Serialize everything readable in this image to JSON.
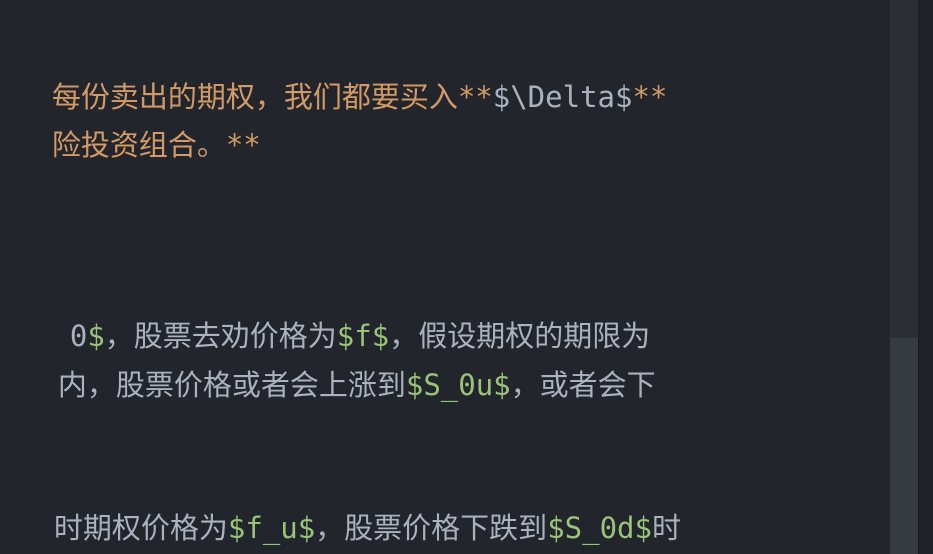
{
  "editor": {
    "lines": [
      {
        "segments": [
          {
            "text": "每份卖出的期权，我们都要买入**",
            "style": "orange"
          },
          {
            "text": "$\\Delta$",
            "style": "slate"
          },
          {
            "text": "**",
            "style": "orange"
          }
        ]
      },
      {
        "segments": [
          {
            "text": "险投资组合。**",
            "style": "orange"
          }
        ]
      },
      {
        "segments": [
          {
            "text": "0",
            "style": "slate"
          },
          {
            "text": "$",
            "style": "green"
          },
          {
            "text": "，股票去劝价格为",
            "style": "slate"
          },
          {
            "text": "$f$",
            "style": "green"
          },
          {
            "text": "，假设期权的期限为",
            "style": "slate"
          }
        ]
      },
      {
        "segments": [
          {
            "text": "内，股票价格或者会上涨到",
            "style": "slate"
          },
          {
            "text": "$S_0u$",
            "style": "green"
          },
          {
            "text": "，或者会下",
            "style": "slate"
          }
        ]
      },
      {
        "segments": [
          {
            "text": "时期权价格为",
            "style": "slate"
          },
          {
            "text": "$f_u$",
            "style": "green"
          },
          {
            "text": "，股票价格下跌到",
            "style": "slate"
          },
          {
            "text": "$S_0d$",
            "style": "green"
          },
          {
            "text": "时",
            "style": "slate"
          }
        ]
      }
    ]
  },
  "colors": {
    "background": "#22252b",
    "bold_text": "#d19a66",
    "math_delimiter": "#98c379",
    "plain_text": "#a9b0bc"
  }
}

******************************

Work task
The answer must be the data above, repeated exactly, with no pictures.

Task result
Serialize everything readable in this image to JSON.
{
  "editor": {
    "lines": [
      {
        "segments": [
          {
            "text": "每份卖出的期权，我们都要买入**",
            "style": "orange"
          },
          {
            "text": "$\\Delta$",
            "style": "slate"
          },
          {
            "text": "**",
            "style": "orange"
          }
        ]
      },
      {
        "segments": [
          {
            "text": "险投资组合。**",
            "style": "orange"
          }
        ]
      },
      {
        "segments": [
          {
            "text": "0",
            "style": "slate"
          },
          {
            "text": "$",
            "style": "green"
          },
          {
            "text": "，股票去劝价格为",
            "style": "slate"
          },
          {
            "text": "$f$",
            "style": "green"
          },
          {
            "text": "，假设期权的期限为",
            "style": "slate"
          }
        ]
      },
      {
        "segments": [
          {
            "text": "内，股票价格或者会上涨到",
            "style": "slate"
          },
          {
            "text": "$S_0u$",
            "style": "green"
          },
          {
            "text": "，或者会下",
            "style": "slate"
          }
        ]
      },
      {
        "segments": [
          {
            "text": "时期权价格为",
            "style": "slate"
          },
          {
            "text": "$f_u$",
            "style": "green"
          },
          {
            "text": "，股票价格下跌到",
            "style": "slate"
          },
          {
            "text": "$S_0d$",
            "style": "green"
          },
          {
            "text": "时",
            "style": "slate"
          }
        ]
      }
    ]
  },
  "colors": {
    "background": "#22252b",
    "bold_text": "#d19a66",
    "math_delimiter": "#98c379",
    "plain_text": "#a9b0bc"
  }
}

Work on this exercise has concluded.